It is a well known fact that babies are harmed by tobacco smoke in numerous ways, but it has always been difficult to separate the effects of the mother smoking during pregnancy and passive smoking after birth. Dr Eva Lannerö’s doctoral thesis now provides new detailed knowledge on how exposure to tobacco smoke early in life influences the risk of developing allergy and asthma respectively.
The thesis, which is based on the so called BAMSE study, shows that smoking during pregnancy increases the chances of the child developing asthma. The study showed that children of mothers who had smoked while pregnant ran double the risk of developing asthma before the age of four. There was also a clear correlation between the number of cigarettes smoked and the risk of developing asthma.
Her thesis also shows that passive smoking in early childhood increases the risk of allergy. Four-year olds who were exposed to tobacco smoke when they were two months old had IgE antibodies (allergy antibodies) against one or more allergens in the blood more often than their coevals from non-smoking homes. The strongest correlation was observed for antibodies against cat allergens, which were twice as common in these children.
“This is particularly worrying as cat allergens are almost everywhere and are hard to avoid,” says Dr Lannerö. “We can’t say how many, but some of these children will definitely develop chronic asthma.”
Dr Lannerö’s studies also show that smoking during pregnancy is least common amongst the higher educated. Of the 4,000 interviewed mothers, 7 per cent of those with university-level education said that they had smoked while pregnant, as opposed to 20 per cent of those who had opted out of tertiary or secondary education. The data applies to mothers of children born between 1994 and 1996.
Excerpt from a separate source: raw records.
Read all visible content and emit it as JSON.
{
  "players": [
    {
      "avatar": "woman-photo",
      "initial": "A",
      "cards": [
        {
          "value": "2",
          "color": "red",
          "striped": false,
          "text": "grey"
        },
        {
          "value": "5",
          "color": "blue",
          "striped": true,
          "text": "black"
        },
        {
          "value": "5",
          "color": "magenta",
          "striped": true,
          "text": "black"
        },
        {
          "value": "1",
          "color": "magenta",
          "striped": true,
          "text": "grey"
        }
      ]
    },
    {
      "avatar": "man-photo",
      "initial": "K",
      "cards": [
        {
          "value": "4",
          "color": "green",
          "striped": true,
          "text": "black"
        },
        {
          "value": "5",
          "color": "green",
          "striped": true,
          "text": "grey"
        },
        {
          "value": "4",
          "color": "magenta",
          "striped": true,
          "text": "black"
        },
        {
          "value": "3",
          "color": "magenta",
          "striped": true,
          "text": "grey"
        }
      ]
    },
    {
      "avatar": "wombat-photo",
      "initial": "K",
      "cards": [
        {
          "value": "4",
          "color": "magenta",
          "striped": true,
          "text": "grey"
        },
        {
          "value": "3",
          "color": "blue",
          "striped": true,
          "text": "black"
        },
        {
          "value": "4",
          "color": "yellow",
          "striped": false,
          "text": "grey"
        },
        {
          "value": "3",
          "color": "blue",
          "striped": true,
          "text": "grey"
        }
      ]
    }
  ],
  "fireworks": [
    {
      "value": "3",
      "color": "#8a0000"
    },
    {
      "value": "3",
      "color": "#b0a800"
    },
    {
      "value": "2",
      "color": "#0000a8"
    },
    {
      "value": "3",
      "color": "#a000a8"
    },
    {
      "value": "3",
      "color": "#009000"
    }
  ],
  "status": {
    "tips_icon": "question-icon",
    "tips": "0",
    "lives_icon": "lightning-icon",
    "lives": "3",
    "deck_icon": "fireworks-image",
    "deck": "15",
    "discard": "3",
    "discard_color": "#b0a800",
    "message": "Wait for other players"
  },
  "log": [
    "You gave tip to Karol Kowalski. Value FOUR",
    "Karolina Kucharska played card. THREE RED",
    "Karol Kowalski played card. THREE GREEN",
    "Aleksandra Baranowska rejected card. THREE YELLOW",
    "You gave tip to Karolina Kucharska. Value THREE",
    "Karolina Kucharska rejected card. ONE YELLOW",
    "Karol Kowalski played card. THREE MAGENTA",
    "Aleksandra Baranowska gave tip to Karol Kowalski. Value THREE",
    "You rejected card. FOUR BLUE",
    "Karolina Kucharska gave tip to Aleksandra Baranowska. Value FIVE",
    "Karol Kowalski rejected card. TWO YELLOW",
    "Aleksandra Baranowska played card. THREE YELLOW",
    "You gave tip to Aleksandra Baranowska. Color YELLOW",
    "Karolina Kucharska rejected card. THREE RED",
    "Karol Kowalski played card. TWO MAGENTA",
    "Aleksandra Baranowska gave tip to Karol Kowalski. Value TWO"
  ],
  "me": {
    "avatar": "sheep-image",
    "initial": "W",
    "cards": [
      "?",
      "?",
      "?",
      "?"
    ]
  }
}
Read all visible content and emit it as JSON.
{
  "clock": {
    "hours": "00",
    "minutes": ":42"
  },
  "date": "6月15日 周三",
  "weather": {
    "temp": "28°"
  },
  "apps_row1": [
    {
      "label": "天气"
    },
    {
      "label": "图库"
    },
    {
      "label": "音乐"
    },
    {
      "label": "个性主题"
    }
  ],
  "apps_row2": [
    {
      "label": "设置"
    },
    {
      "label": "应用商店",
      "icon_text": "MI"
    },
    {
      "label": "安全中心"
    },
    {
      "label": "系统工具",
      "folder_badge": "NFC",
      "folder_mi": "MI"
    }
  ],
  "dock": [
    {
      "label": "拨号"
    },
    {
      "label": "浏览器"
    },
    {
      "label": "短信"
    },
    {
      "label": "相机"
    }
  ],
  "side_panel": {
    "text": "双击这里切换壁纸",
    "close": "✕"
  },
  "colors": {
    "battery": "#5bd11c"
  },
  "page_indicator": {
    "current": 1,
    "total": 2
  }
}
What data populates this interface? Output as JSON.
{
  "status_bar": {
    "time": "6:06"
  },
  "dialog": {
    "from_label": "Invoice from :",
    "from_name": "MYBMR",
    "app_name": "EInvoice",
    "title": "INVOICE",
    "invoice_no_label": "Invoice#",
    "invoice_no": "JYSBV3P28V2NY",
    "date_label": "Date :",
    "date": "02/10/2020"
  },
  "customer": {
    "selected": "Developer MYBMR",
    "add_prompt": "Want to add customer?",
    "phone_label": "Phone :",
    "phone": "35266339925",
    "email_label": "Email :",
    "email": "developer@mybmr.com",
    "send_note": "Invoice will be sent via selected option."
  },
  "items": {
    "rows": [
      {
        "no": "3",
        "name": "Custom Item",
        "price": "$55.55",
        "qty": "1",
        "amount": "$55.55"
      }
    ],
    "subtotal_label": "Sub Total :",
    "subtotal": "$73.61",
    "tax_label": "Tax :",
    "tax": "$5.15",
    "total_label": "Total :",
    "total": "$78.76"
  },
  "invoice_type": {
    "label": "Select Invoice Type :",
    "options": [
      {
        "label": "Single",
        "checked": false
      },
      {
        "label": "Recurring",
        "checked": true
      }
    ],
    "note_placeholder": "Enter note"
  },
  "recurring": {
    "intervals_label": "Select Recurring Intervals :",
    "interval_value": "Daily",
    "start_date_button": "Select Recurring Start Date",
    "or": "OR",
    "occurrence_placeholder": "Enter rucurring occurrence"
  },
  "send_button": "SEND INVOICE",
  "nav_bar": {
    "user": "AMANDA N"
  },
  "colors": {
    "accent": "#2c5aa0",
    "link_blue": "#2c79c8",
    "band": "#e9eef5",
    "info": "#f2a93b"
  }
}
The BAMSE study is a project in which 4,100 Swedish children born between 1994 and 1996 have been monitored from birth in order that scientists can learn more about the impact of different environmental factors on the development of childhood allergy.
Thesis: 'Parental smoking, wheezing and sensitisation in early childhood', Eva Lannerö Institute of Environmental Medicine (IMM), Karolinska Institutet.
Improving memory with magnets
28.03.2017 | McGill University
Graphene-based neural probes probe brain activity in high resolution
28.03.2017 | Graphene Flagship
The Institute of Semiconductor Technology and the Institute of Physical and Theoretical Chemistry, both members of the Laboratory for Emerging Nanometrology (LENA), at Technische Universität Braunschweig are partners in a new European research project entitled ChipScope, which aims to develop a completely new and extremely small optical microscope capable of observing the interior of living cells in real time. A consortium of 7 partners from 5 countries will tackle this issue with very ambitious objectives during a four-year research program.
To demonstrate the usefulness of this new scientific tool, at the end of the project the developed chip-sized microscope will be used to observe in real-time...
Astronomers from Bonn and Tautenburg in Thuringia (Germany) used the 100-m radio telescope at Effelsberg to observe several galaxy clusters. At the edges of these large accumulations of dark matter, stellar systems (galaxies), hot gas, and charged particles, they found magnetic fields that are exceptionally ordered over distances of many million light years. This makes them the most extended magnetic fields in the universe known so far.
The results will be published on March 22 in the journal „Astronomy & Astrophysics“.
Galaxy clusters are the largest gravitationally bound structures in the universe. With a typical extent of about 10 million light years, i.e. 100 times the...
Researchers at the Goethe University Frankfurt, together with partners from the University of Tübingen in Germany and Queen Mary University as well as Francis Crick Institute from London (UK) have developed a novel technology to decipher the secret ubiquitin code.
Ubiquitin is a small protein that can be linked to other cellular proteins, thereby controlling and modulating their functions. The attachment occurs in many...
In the eternal search for next generation high-efficiency solar cells and LEDs, scientists at Los Alamos National Laboratory and their partners are creating...
Silicon nanosheets are thin, two-dimensional layers with exceptional optoelectronic properties very similar to those of graphene. Albeit, the nanosheets are less stable. Now researchers at the Technical University of Munich (TUM) have, for the first time ever, produced a composite material combining silicon nanosheets and a polymer that is both UV-resistant and easy to process. This brings the scientists a significant step closer to industrial applications like flexible displays and photosensors.
Silicon nanosheets are thin, two-dimensional layers with exceptional optoelectronic properties very similar to those of graphene. Albeit, the nanosheets are...
20.03.2017 | Event News
14.03.2017 | Event News
07.03.2017 | Event News
28.03.2017 | Life Sciences
28.03.2017 | Information Technology
28.03.2017 | Physics and Astronomy